Dataset rows describing interfaces »

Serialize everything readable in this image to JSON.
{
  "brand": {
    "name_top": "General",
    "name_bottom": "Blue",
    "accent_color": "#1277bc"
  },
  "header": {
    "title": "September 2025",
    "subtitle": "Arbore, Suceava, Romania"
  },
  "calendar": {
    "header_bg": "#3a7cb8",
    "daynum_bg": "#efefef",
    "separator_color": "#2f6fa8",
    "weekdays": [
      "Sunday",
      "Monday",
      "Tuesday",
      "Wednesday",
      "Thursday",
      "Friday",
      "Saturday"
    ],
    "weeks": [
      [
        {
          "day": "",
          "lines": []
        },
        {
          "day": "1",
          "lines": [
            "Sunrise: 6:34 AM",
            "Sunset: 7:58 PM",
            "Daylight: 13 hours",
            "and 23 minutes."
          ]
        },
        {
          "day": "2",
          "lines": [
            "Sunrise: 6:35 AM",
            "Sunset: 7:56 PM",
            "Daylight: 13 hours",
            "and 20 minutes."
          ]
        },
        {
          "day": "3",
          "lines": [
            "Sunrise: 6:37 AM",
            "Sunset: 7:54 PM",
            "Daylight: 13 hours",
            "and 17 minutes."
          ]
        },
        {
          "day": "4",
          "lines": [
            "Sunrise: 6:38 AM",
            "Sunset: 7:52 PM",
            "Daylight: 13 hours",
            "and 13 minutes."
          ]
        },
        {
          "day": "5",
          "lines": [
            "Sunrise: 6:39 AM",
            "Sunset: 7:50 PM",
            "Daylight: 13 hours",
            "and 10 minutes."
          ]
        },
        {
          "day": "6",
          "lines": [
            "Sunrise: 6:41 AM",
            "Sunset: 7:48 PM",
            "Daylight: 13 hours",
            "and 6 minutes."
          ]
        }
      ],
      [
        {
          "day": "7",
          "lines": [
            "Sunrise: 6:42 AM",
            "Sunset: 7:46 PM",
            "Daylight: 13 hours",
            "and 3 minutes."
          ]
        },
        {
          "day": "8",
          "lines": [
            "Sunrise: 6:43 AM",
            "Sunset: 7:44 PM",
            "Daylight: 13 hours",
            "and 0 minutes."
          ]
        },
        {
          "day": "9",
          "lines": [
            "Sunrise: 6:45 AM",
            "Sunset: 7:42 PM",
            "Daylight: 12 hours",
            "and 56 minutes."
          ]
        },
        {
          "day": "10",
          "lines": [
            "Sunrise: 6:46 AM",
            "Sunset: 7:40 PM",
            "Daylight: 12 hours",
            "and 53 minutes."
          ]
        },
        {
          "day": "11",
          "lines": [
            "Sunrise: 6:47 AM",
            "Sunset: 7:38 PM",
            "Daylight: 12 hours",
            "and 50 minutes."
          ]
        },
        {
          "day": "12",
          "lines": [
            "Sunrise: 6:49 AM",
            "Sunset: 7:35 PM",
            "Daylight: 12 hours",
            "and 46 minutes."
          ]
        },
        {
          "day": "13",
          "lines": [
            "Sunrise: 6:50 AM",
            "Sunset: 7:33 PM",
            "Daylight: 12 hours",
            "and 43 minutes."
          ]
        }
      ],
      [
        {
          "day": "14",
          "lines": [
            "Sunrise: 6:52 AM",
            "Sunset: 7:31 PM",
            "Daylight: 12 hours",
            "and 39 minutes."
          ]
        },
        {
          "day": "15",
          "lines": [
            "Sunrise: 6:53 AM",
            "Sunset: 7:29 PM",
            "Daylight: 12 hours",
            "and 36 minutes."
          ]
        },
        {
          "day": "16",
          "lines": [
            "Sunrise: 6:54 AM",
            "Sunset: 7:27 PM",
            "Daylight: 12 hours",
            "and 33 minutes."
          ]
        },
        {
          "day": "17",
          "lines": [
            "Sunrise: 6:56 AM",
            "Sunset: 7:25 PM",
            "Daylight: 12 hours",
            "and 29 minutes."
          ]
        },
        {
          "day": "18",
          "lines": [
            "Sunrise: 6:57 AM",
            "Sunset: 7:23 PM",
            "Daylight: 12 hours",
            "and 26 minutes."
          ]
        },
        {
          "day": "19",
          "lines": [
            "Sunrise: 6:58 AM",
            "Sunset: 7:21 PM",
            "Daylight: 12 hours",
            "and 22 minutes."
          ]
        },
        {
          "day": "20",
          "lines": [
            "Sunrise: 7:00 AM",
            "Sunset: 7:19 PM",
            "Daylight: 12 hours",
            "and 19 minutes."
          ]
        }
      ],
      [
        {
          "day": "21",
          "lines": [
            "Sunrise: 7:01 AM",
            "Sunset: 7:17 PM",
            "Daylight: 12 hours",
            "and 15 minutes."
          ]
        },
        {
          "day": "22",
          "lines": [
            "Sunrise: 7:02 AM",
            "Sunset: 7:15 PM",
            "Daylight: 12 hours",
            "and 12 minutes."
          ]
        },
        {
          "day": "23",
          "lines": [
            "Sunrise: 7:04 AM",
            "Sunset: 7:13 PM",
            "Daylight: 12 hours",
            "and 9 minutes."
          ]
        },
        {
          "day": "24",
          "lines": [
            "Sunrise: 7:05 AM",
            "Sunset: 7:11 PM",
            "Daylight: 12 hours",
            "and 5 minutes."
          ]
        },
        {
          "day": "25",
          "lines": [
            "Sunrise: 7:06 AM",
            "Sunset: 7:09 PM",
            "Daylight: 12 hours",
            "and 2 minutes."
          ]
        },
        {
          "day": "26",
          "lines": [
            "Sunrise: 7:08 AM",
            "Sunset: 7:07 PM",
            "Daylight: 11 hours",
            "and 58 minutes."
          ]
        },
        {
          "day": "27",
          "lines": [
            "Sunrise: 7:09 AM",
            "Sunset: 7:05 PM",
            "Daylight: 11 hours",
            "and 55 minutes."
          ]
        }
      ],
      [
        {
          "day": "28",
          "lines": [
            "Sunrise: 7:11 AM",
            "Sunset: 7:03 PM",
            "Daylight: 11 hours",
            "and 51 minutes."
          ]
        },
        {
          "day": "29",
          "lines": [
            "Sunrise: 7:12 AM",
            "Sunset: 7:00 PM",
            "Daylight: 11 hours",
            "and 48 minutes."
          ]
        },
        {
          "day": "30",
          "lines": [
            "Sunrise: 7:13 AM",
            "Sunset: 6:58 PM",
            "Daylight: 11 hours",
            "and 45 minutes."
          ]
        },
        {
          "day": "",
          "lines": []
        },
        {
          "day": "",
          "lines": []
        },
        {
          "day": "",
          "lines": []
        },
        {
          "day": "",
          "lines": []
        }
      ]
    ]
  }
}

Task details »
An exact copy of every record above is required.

Your solution »
Serialize everything readable in this image to JSON.
{
  "brand": {
    "name_top": "General",
    "name_bottom": "Blue",
    "accent_color": "#1277bc"
  },
  "header": {
    "title": "September 2025",
    "subtitle": "Arbore, Suceava, Romania"
  },
  "calendar": {
    "header_bg": "#3a7cb8",
    "daynum_bg": "#efefef",
    "separator_color": "#2f6fa8",
    "weekdays": [
      "Sunday",
      "Monday",
      "Tuesday",
      "Wednesday",
      "Thursday",
      "Friday",
      "Saturday"
    ],
    "weeks": [
      [
        {
          "day": "",
          "lines": []
        },
        {
          "day": "1",
          "lines": [
            "Sunrise: 6:34 AM",
            "Sunset: 7:58 PM",
            "Daylight: 13 hours",
            "and 23 minutes."
          ]
        },
        {
          "day": "2",
          "lines": [
            "Sunrise: 6:35 AM",
            "Sunset: 7:56 PM",
            "Daylight: 13 hours",
            "and 20 minutes."
          ]
        },
        {
          "day": "3",
          "lines": [
            "Sunrise: 6:37 AM",
            "Sunset: 7:54 PM",
            "Daylight: 13 hours",
            "and 17 minutes."
          ]
        },
        {
          "day": "4",
          "lines": [
            "Sunrise: 6:38 AM",
            "Sunset: 7:52 PM",
            "Daylight: 13 hours",
            "and 13 minutes."
          ]
        },
        {
          "day": "5",
          "lines": [
            "Sunrise: 6:39 AM",
            "Sunset: 7:50 PM",
            "Daylight: 13 hours",
            "and 10 minutes."
          ]
        },
        {
          "day": "6",
          "lines": [
            "Sunrise: 6:41 AM",
            "Sunset: 7:48 PM",
            "Daylight: 13 hours",
            "and 6 minutes."
          ]
        }
      ],
      [
        {
          "day": "7",
          "lines": [
            "Sunrise: 6:42 AM",
            "Sunset: 7:46 PM",
            "Daylight: 13 hours",
            "and 3 minutes."
          ]
        },
        {
          "day": "8",
          "lines": [
            "Sunrise: 6:43 AM",
            "Sunset: 7:44 PM",
            "Daylight: 13 hours",
            "and 0 minutes."
          ]
        },
        {
          "day": "9",
          "lines": [
            "Sunrise: 6:45 AM",
            "Sunset: 7:42 PM",
            "Daylight: 12 hours",
            "and 56 minutes."
          ]
        },
        {
          "day": "10",
          "lines": [
            "Sunrise: 6:46 AM",
            "Sunset: 7:40 PM",
            "Daylight: 12 hours",
            "and 53 minutes."
          ]
        },
        {
          "day": "11",
          "lines": [
            "Sunrise: 6:47 AM",
            "Sunset: 7:38 PM",
            "Daylight: 12 hours",
            "and 50 minutes."
          ]
        },
        {
          "day": "12",
          "lines": [
            "Sunrise: 6:49 AM",
            "Sunset: 7:35 PM",
            "Daylight: 12 hours",
            "and 46 minutes."
          ]
        },
        {
          "day": "13",
          "lines": [
            "Sunrise: 6:50 AM",
            "Sunset: 7:33 PM",
            "Daylight: 12 hours",
            "and 43 minutes."
          ]
        }
      ],
      [
        {
          "day": "14",
          "lines": [
            "Sunrise: 6:52 AM",
            "Sunset: 7:31 PM",
            "Daylight: 12 hours",
            "and 39 minutes."
          ]
        },
        {
          "day": "15",
          "lines": [
            "Sunrise: 6:53 AM",
            "Sunset: 7:29 PM",
            "Daylight: 12 hours",
            "and 36 minutes."
          ]
        },
        {
          "day": "16",
          "lines": [
            "Sunrise: 6:54 AM",
            "Sunset: 7:27 PM",
            "Daylight: 12 hours",
            "and 33 minutes."
          ]
        },
        {
          "day": "17",
          "lines": [
            "Sunrise: 6:56 AM",
            "Sunset: 7:25 PM",
            "Daylight: 12 hours",
            "and 29 minutes."
          ]
        },
        {
          "day": "18",
          "lines": [
            "Sunrise: 6:57 AM",
            "Sunset: 7:23 PM",
            "Daylight: 12 hours",
            "and 26 minutes."
          ]
        },
        {
          "day": "19",
          "lines": [
            "Sunrise: 6:58 AM",
            "Sunset: 7:21 PM",
            "Daylight: 12 hours",
            "and 22 minutes."
          ]
        },
        {
          "day": "20",
          "lines": [
            "Sunrise: 7:00 AM",
            "Sunset: 7:19 PM",
            "Daylight: 12 hours",
            "and 19 minutes."
          ]
        }
      ],
      [
        {
          "day": "21",
          "lines": [
            "Sunrise: 7:01 AM",
            "Sunset: 7:17 PM",
            "Daylight: 12 hours",
            "and 15 minutes."
          ]
        },
        {
          "day": "22",
          "lines": [
            "Sunrise: 7:02 AM",
            "Sunset: 7:15 PM",
            "Daylight: 12 hours",
            "and 12 minutes."
          ]
        },
        {
          "day": "23",
          "lines": [
            "Sunrise: 7:04 AM",
            "Sunset: 7:13 PM",
            "Daylight: 12 hours",
            "and 9 minutes."
          ]
        },
        {
          "day": "24",
          "lines": [
            "Sunrise: 7:05 AM",
            "Sunset: 7:11 PM",
            "Daylight: 12 hours",
            "and 5 minutes."
          ]
        },
        {
          "day": "25",
          "lines": [
            "Sunrise: 7:06 AM",
            "Sunset: 7:09 PM",
            "Daylight: 12 hours",
            "and 2 minutes."
          ]
        },
        {
          "day": "26",
          "lines": [
            "Sunrise: 7:08 AM",
            "Sunset: 7:07 PM",
            "Daylight: 11 hours",
            "and 58 minutes."
          ]
        },
        {
          "day": "27",
          "lines": [
            "Sunrise: 7:09 AM",
            "Sunset: 7:05 PM",
            "Daylight: 11 hours",
            "and 55 minutes."
          ]
        }
      ],
      [
        {
          "day": "28",
          "lines": [
            "Sunrise: 7:11 AM",
            "Sunset: 7:03 PM",
            "Daylight: 11 hours",
            "and 51 minutes."
          ]
        },
        {
          "day": "29",
          "lines": [
            "Sunrise: 7:12 AM",
            "Sunset: 7:00 PM",
            "Daylight: 11 hours",
            "and 48 minutes."
          ]
        },
        {
          "day": "30",
          "lines": [
            "Sunrise: 7:13 AM",
            "Sunset: 6:58 PM",
            "Daylight: 11 hours",
            "and 45 minutes."
          ]
        },
        {
          "day": "",
          "lines": []
        },
        {
          "day": "",
          "lines": []
        },
        {
          "day": "",
          "lines": []
        },
        {
          "day": "",
          "lines": []
        }
      ]
    ]
  }
}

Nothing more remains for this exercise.